Continuation of German 1101 (101). Equivalent of German1101 (101) is required.
GER 1102B. Elementary German II.
Continuation of German 1101 (101). Equivalent of German1101 (101) is required.
GER 1155. Into the Wild.
An examination of the mix of conflicting ideas that shape the many conceptions of “wilderness.” Among other questions, explores the ideas of wilderness as a space without or preceding culture and civilization, as a mental state, and as an aesthetic experience. Considers the place of wilderness in the ‘urban jungle’ of cities. Puts Anglo-American and European theories and images of the wilderness into dialogue by comparing literary works, film, artworks, and philosophical texts. No knowledge of German is required.

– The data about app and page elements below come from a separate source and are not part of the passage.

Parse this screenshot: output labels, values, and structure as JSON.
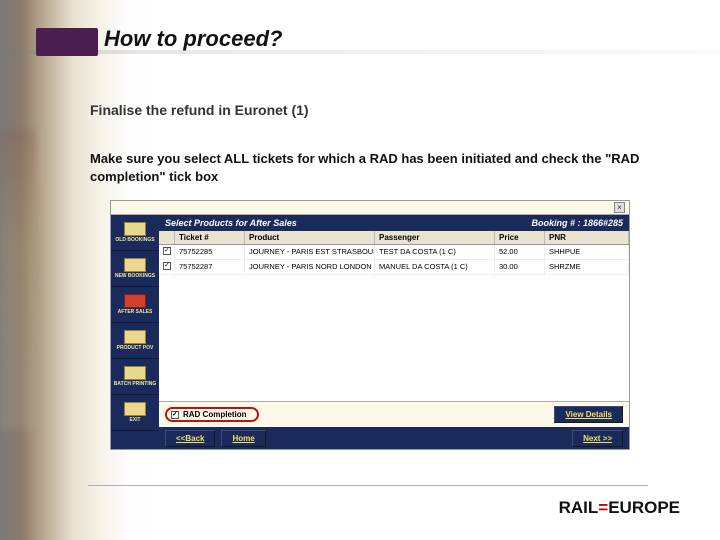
{
  "title": "How to proceed?",
  "subtitle": "Finalise the refund in Euronet (1)",
  "body": "Make sure you select ALL tickets for which a RAD has been initiated and check the \"RAD completion\" tick box",
  "win": {
    "section_label": "Select Products for After Sales",
    "booking_label": "Booking # : 1866#285",
    "headers": {
      "ticket": "Ticket #",
      "product": "Product",
      "passenger": "Passenger",
      "price": "Price",
      "pnr": "PNR"
    },
    "rows": [
      {
        "checked": true,
        "ticket": "75752285",
        "product": "JOURNEY - PARIS EST STRASBOURG",
        "passenger": "TEST DA COSTA (1 C)",
        "price": "52.00",
        "pnr": "SHHPUE"
      },
      {
        "checked": true,
        "ticket": "75752287",
        "product": "JOURNEY - PARIS NORD LONDON ST PANCRAS",
        "passenger": "MANUEL DA COSTA (1 C)",
        "price": "30.00",
        "pnr": "SHRZME"
      }
    ],
    "rad_label": "RAD Completion",
    "view_details": "View Details",
    "back": "<<Back",
    "home": "Home",
    "next": "Next >>"
  },
  "sidebar": [
    {
      "label": "OLD BOOKINGS"
    },
    {
      "label": "NEW BOOKINGS"
    },
    {
      "label": "AFTER SALES"
    },
    {
      "label": "PRODUCT POV"
    },
    {
      "label": "BATCH PRINTING"
    },
    {
      "label": "EXIT"
    }
  ],
  "logo": {
    "pre": "RAIL",
    "eq": "=",
    "post": "EUROPE"
  }
}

GER 2204A. Intermediate German II: German History through Visual Culture.
Continuation of German 2203 (203). Equivalent of German 2203 (203) is required.
GER 2204B. Intermediate German II: German History through Visual Culture.

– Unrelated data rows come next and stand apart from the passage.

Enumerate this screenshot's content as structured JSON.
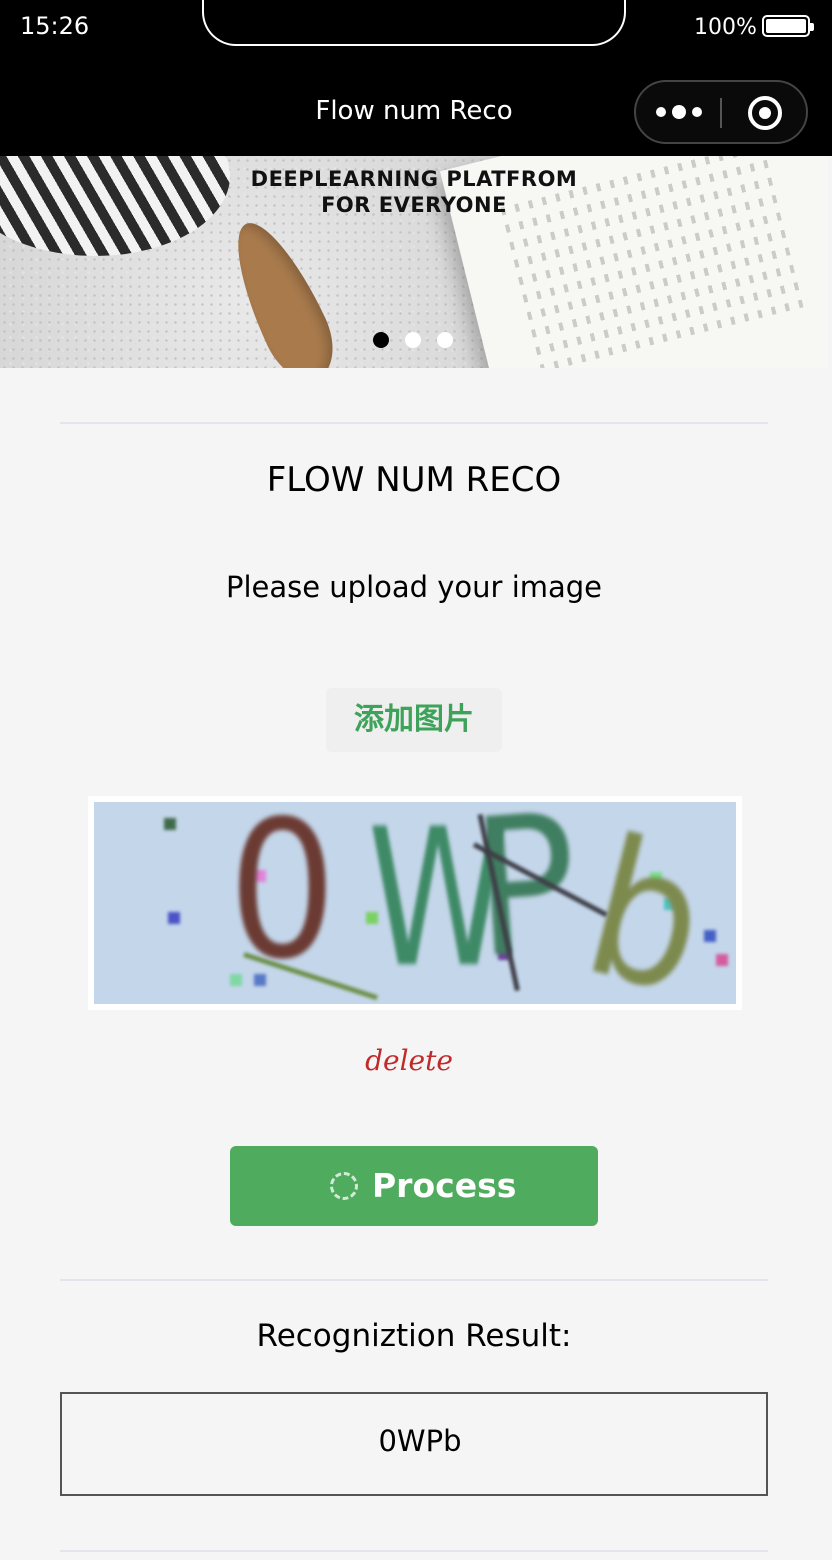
{
  "status_bar": {
    "time": "15:26",
    "battery": "100%"
  },
  "nav": {
    "title": "Flow num Reco"
  },
  "banner": {
    "caption": "DEEPLEARNING PLATFROM FOR EVERYONE",
    "slides": 3,
    "active_slide": 1
  },
  "main": {
    "title": "FLOW NUM RECO",
    "prompt": "Please upload your image",
    "add_image_label": "添加图片",
    "captcha": {
      "text": "0WPb",
      "colors": [
        "#6b3b33",
        "#3e8a66",
        "#3f7e60",
        "#7d8a4e"
      ]
    },
    "delete_label": "delete",
    "process_label": "Process"
  },
  "result": {
    "heading": "Recogniztion Result:",
    "value": "0WPb"
  },
  "colors": {
    "accent_green": "#4fab5e",
    "add_text_green": "#3fa25a",
    "delete_red": "#c02a2a",
    "nav_bg": "#000000"
  }
}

Continuation of German 2203 (203). Equivalent of German 2203 (203) is required.
GER 3310. German Culture Studies: Made in Germany.
An examination of the most influential “products” made in Germany. From technological developments to musical innovations, many things made in Germany have had an enduring, global impact. Explores the context in which these products were made or ideas were developed, the process of their worldwide dissemination, as well as the ways in which they shape the national and cultural imagination. Designed to be an introduction to methods of cultural analysis through an examination of diverse materials. Expands students’ knowledge of German culture, history, and language while also developing skills, including close reading, visual analysis, and contextualization. All materials and coursework in German.

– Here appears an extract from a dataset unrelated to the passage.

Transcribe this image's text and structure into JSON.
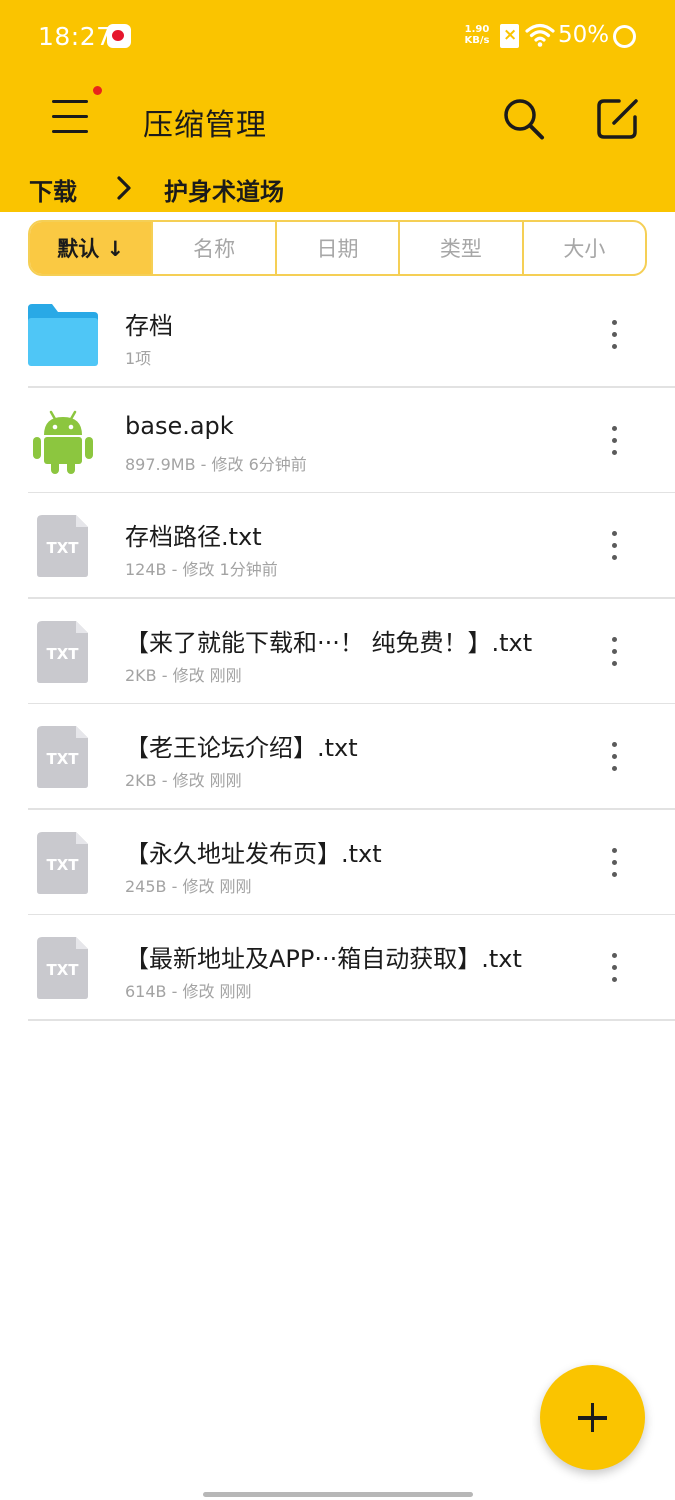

GER 3390. The Great War in German Culture and Society.
A study of the First World War and the Weimar period in German history and culture with a focus on artistic representations of this tumultuous era. Traces key movements in literature as well as visual art and film, with attention to the way artists responded to social, political, and cultural shifts in early twentieth-century Germany. Readings thematize issues of art and politics, nationalism and militarism, gender and sexuality, and practices of memorialization. Authors may include Remarque, Jünger, Benn, Lasker-Schüler, Trakl, Toller, Brecht, Döblin, Luxemburg, and Keun. All materials and coursework in German.